"That's the Earth now," the 9-year-old says, pointing to a dark shape at the bottom. "And then," he says, tracing the progressively lighter stripes across the page, "it's just starting to fade away."
Alex Hendel of Arlington County is talking about the end of life on our beleaguered planet. Looking up to make sure his mother is following along, he taps the final stripe, which is so sparsely dotted it is almost invisible. "In 20 years," he pronounces, "there's no oxygen." Then, to dramatize the point, he collapses, "dead," to the floor.Although the article talks about college age kids, which is where I think subjects like nature and environment can be introduced to students, it goes on about the very young:
For many children and young adults, global warming is the atomic bomb of today. Fears of an environmental crisis are defining their generation in ways that the Depression, World War II, Vietnam and the Cold War's lingering "War Games" etched souls in the 20th century.
Parents say they're searching for "productive" outlets for their 8-year-olds' obsessions with dying polar bears. Teachers say enrollment in high school and college environmental studies classes is doubling year after year. And psychologists say they're seeing an increasing number of young patients preoccupied by a climactic ArmageddonThese kids are way too young to be introduced to such complex subjects as planetary climate systems not to mention all the political and ethical and social issues involved. Young minds like this cannot cope with the higher level abstractions required to make any kind of rational judgement. The only way a child can respond to this kind of indoctrination is emotionally. And that's exactly whats happening with "...an increasing number of young patients preoccupied by a climactic Armageddon." And if any parent has a child obsessing about anything, it is the parent's job to be that "productive" outlet.

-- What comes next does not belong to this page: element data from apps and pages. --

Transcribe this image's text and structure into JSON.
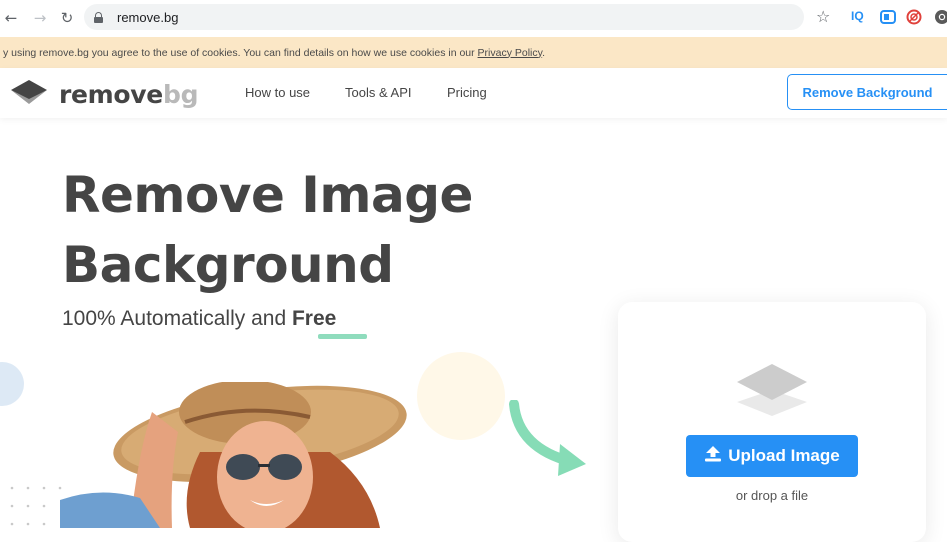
{
  "browser": {
    "url": "remove.bg",
    "extensions": [
      "IQ",
      "tab-icon",
      "no-icon",
      "chrome-profile-icon"
    ]
  },
  "cookie_banner": {
    "text": "y using remove.bg you agree to the use of cookies. You can find details on how we use cookies in our ",
    "link": "Privacy Policy",
    "suffix": "."
  },
  "header": {
    "logo_main": "remove",
    "logo_accent": "bg",
    "nav": [
      "How to use",
      "Tools & API",
      "Pricing"
    ],
    "cta": "Remove Background"
  },
  "hero": {
    "title_line1": "Remove Image",
    "title_line2": "Background",
    "subtitle_prefix": "100% Automatically and ",
    "subtitle_bold": "Free"
  },
  "upload": {
    "button": "Upload Image",
    "drop_text": "or drop a file"
  },
  "colors": {
    "accent_blue": "#2690f5",
    "cookie_bg": "#fbe7c6",
    "underline_green": "#8fdcbd",
    "arrow_green": "#86dcb6"
  }
}
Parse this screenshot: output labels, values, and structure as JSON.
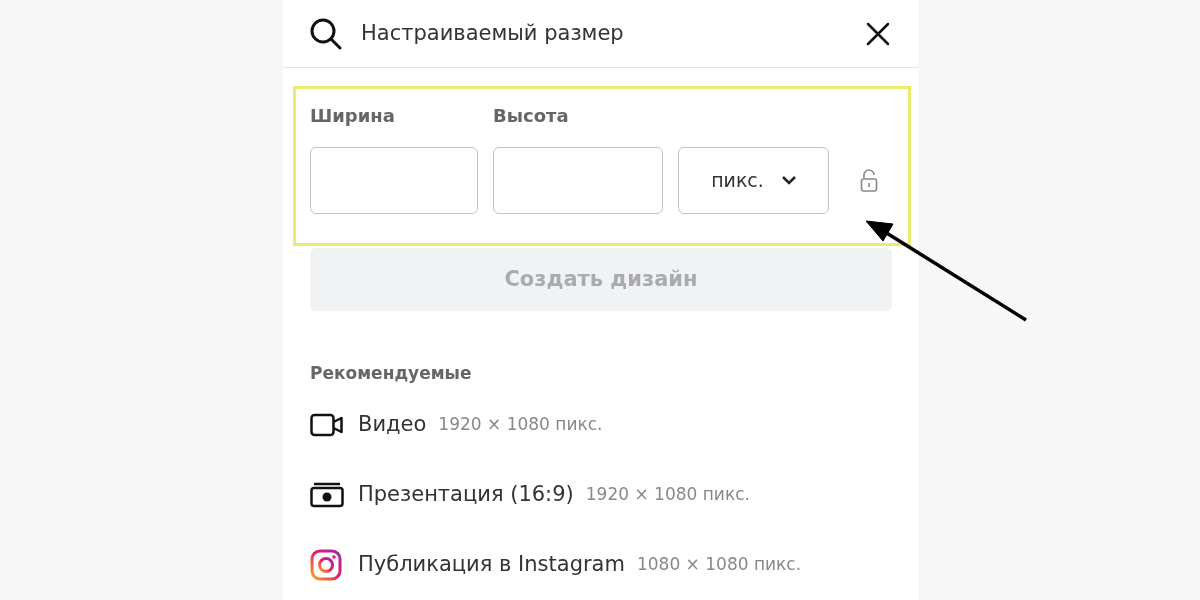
{
  "search": {
    "value": "Настраиваемый размер"
  },
  "custom_size": {
    "width_label": "Ширина",
    "height_label": "Высота",
    "unit": "пикс.",
    "locked": false,
    "highlighted": true
  },
  "create_button": {
    "label": "Создать дизайн",
    "disabled": true
  },
  "recommended": {
    "heading": "Рекомендуемые",
    "items": [
      {
        "kind": "video",
        "name": "Видео",
        "size": "1920 × 1080 пикс."
      },
      {
        "kind": "presentation",
        "name": "Презентация (16:9)",
        "size": "1920 × 1080 пикс."
      },
      {
        "kind": "instagram",
        "name": "Публикация в Instagram",
        "size": "1080 × 1080 пикс."
      }
    ]
  }
}
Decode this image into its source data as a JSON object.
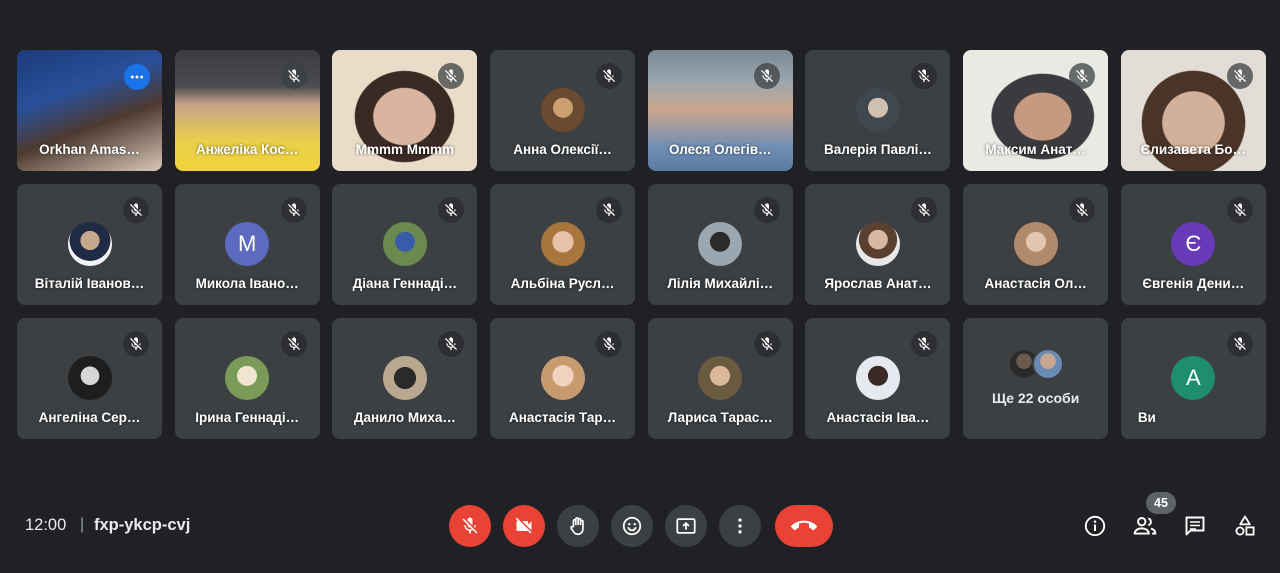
{
  "participants": [
    {
      "name": "Orkhan Amas…",
      "kind": "video",
      "active": true,
      "bg": "linear-gradient(160deg,#1b3a7a 0%,#2a4f9a 35%,#4c3a30 60%,#d8c8b8 100%)",
      "icon": "more-options-icon"
    },
    {
      "name": "Анжеліка Кос…",
      "kind": "video",
      "bg": "linear-gradient(180deg,#3a3c40 0%,#4a4c50 30%,#c9a28a 45%,#e8d04a 75%,#f2d23c 100%)",
      "icon": "mic-off-icon"
    },
    {
      "name": "Mmmm Mmmm",
      "kind": "video",
      "bg": "radial-gradient(ellipse at 50% 55%,#d9b5a0 0 30%,#3a2a24 31% 48%,#e9dcc8 49% 100%)",
      "icon": "mic-off-icon"
    },
    {
      "name": "Анна Олексії…",
      "kind": "avatar",
      "avatar": "radial-gradient(circle at 50% 45%,#caa070 0 30%,#6a4a30 31% 100%)",
      "icon": "mic-off-icon"
    },
    {
      "name": "Олеся Олегів…",
      "kind": "video",
      "bg": "linear-gradient(180deg,#7a8894 0%,#9aa6ae 25%,#c9a58e 50%,#6f8fb5 80%,#5a7aa0 100%)",
      "icon": "mic-off-icon"
    },
    {
      "name": "Валерія Павлі…",
      "kind": "avatar",
      "avatar": "radial-gradient(circle at 50% 45%,#d0c0b0 0 30%,#40474f 31% 100%)",
      "icon": "mic-off-icon"
    },
    {
      "name": "Максим Анат…",
      "kind": "video",
      "bg": "radial-gradient(ellipse at 55% 55%,#c69a80 0 25%,#3a3a3f 26% 45%,#e8ebe4 46% 100%)",
      "icon": "mic-off-icon"
    },
    {
      "name": "Єлизавета Бо…",
      "kind": "video",
      "bg": "radial-gradient(ellipse at 50% 60%,#d3b09a 0 30%,#4a3428 31% 50%,#e2ddd6 51% 100%)",
      "icon": "mic-off-icon"
    },
    {
      "name": "Віталій Іванов…",
      "kind": "avatar",
      "avatar": "radial-gradient(circle at 50% 42%,#c6a88c 0 28%,#1f2a44 29% 60%,#f4f4f4 61% 100%)",
      "icon": "mic-off-icon"
    },
    {
      "name": "Микола Івано…",
      "kind": "letter",
      "letter": "М",
      "color": "#5c6bc0",
      "icon": "mic-off-icon"
    },
    {
      "name": "Діана Геннаді…",
      "kind": "avatar",
      "avatar": "radial-gradient(circle at 50% 45%,#3a5ba8 0 30%,#6a8a50 31% 100%)",
      "icon": "mic-off-icon"
    },
    {
      "name": "Альбіна Русл…",
      "kind": "avatar",
      "avatar": "radial-gradient(circle at 50% 45%,#e6c2a8 0 32%,#a8753c 33% 100%)",
      "icon": "mic-off-icon"
    },
    {
      "name": "Лілія Михайлі…",
      "kind": "avatar",
      "avatar": "radial-gradient(circle at 50% 45%,#2a2a2a 0 30%,#9aa6b0 31% 100%)",
      "icon": "mic-off-icon"
    },
    {
      "name": "Ярослав Анат…",
      "kind": "avatar",
      "avatar": "radial-gradient(circle at 50% 40%,#d8b8a0 0 28%,#5a4030 29% 55%,#e8e8e8 56% 100%)",
      "icon": "mic-off-icon"
    },
    {
      "name": "Анастасія Ол…",
      "kind": "avatar",
      "avatar": "radial-gradient(circle at 50% 45%,#e2c6b2 0 30%,#b08a6a 31% 100%)",
      "icon": "mic-off-icon"
    },
    {
      "name": "Євгенія Дени…",
      "kind": "letter",
      "letter": "Є",
      "color": "#673ab7",
      "icon": "mic-off-icon"
    },
    {
      "name": "Ангеліна Сер…",
      "kind": "avatar",
      "avatar": "radial-gradient(circle at 50% 45%,#d6d6d6 0 28%,#1e1e1e 29% 100%)",
      "icon": "mic-off-icon"
    },
    {
      "name": "Ірина Геннаді…",
      "kind": "avatar",
      "avatar": "radial-gradient(circle at 50% 45%,#f0e6d0 0 30%,#7a9a58 31% 100%)",
      "icon": "mic-off-icon"
    },
    {
      "name": "Данило Миха…",
      "kind": "avatar",
      "avatar": "radial-gradient(circle at 50% 50%,#2a2a2a 0 35%,#b8a890 36% 100%)",
      "icon": "mic-off-icon"
    },
    {
      "name": "Анастасія Тар…",
      "kind": "avatar",
      "avatar": "radial-gradient(circle at 50% 45%,#f0d2bf 0 32%,#c89a70 33% 100%)",
      "icon": "mic-off-icon"
    },
    {
      "name": "Лариса Тарас…",
      "kind": "avatar",
      "avatar": "radial-gradient(circle at 50% 45%,#dcb89a 0 30%,#6a5a40 31% 100%)",
      "icon": "mic-off-icon"
    },
    {
      "name": "Анастасія Іва…",
      "kind": "avatar",
      "avatar": "radial-gradient(circle at 50% 45%,#3a2a26 0 30%,#e6eaf0 31% 100%)",
      "icon": "mic-off-icon"
    },
    {
      "name": "",
      "kind": "more",
      "more_label": "Ще 22 особи"
    },
    {
      "name": "Ви",
      "kind": "letter",
      "letter": "A",
      "color": "#1e8e6e",
      "icon": "mic-off-icon",
      "leftName": true
    }
  ],
  "bottom": {
    "time": "12:00",
    "separator": "|",
    "meeting_code": "fxp-ykcp-cvj",
    "participant_count": "45"
  },
  "colors": {
    "background": "#202124",
    "tile": "#3c4043",
    "danger": "#ea4335",
    "accent": "#8ab4f8"
  }
}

What kind of parenting is going on today?
Sadly, there's more:
There was also last spring's effort by David Bronstein -- before he graduated and enrolled at St. John's -- to do 20-minute PowerPoint presentations on "the problem of global warming and how it's the challenge of our generation and what we need to do about it" to about 20 of Sherwood's government, English, social studies and philosophy classes.But is it just the teachers who are destroying the kids minds? The article ends with:
"This message about global warming is so powerful," Bronstein says. "It gives me hope for the human race because people are responsive to it." He also encourages anxiety about the planet's future, comparing enviro-fears to "any suffering in your life: The first step is denial, and then there's a sense of doom, and then you have to get up and shake it off and change something."
Which is exactly what happened when 9-year-old Alyssa Luz-Ricca's mother returned from a business trip to Costa Rica with a T-shirt of a colorful frog and the words "Extinction is forever." Alyssa looked at the T-shirt and, she says, "I cried."What kind of words can I use to describe the evil of scaring kids to death with a virtual non-problem? Unspeakable? Unthinkable? Even if GW were a problem, it would be the responsibility of adults to address it, not kids.
"She cried very hard," clarifies her mother, Karen Luz of Arlington.
"I don't like global warming," Alyssa continues, her eyes huge and serious behind her glasses, a stardust of freckles across her nose, "because it kills animals, and I like animals."
She dreams of solar-powered cars and has put a recycling basket for mail, office and school paper in the corner of her family's dining room. She made another recycling box for her third-grade English teacher's classroom at Key Elementary School and has persuaded her mother to start composting. At Key, she also organized an effort among her classmates to pick up playground trash at recess.
Marvel at any of her efforts, though, and she looks confused: Everyone should be doing all this -- and more -- to save the environment.
"I worry about it," says this girl who has yet to lose all her baby teeth, "because I don't want to die."
In the Jonestown mass sucide a mother was taped pouring poison down her child's throat. That mother was the naked essence of evil, the desire to destroy life. But destroying the minds of kids to form concepts and integrate them in an hierarchy, to know instead of believe, is to leave the kid's body alive while destroying the body's means of survival.
In closing I wonder if any of these teachers or parents know that the concepts nature and environment have two different meanings. I'll bet none. I hate to say this but I'm beginning to sympathize with those who are pessimistic of America's future.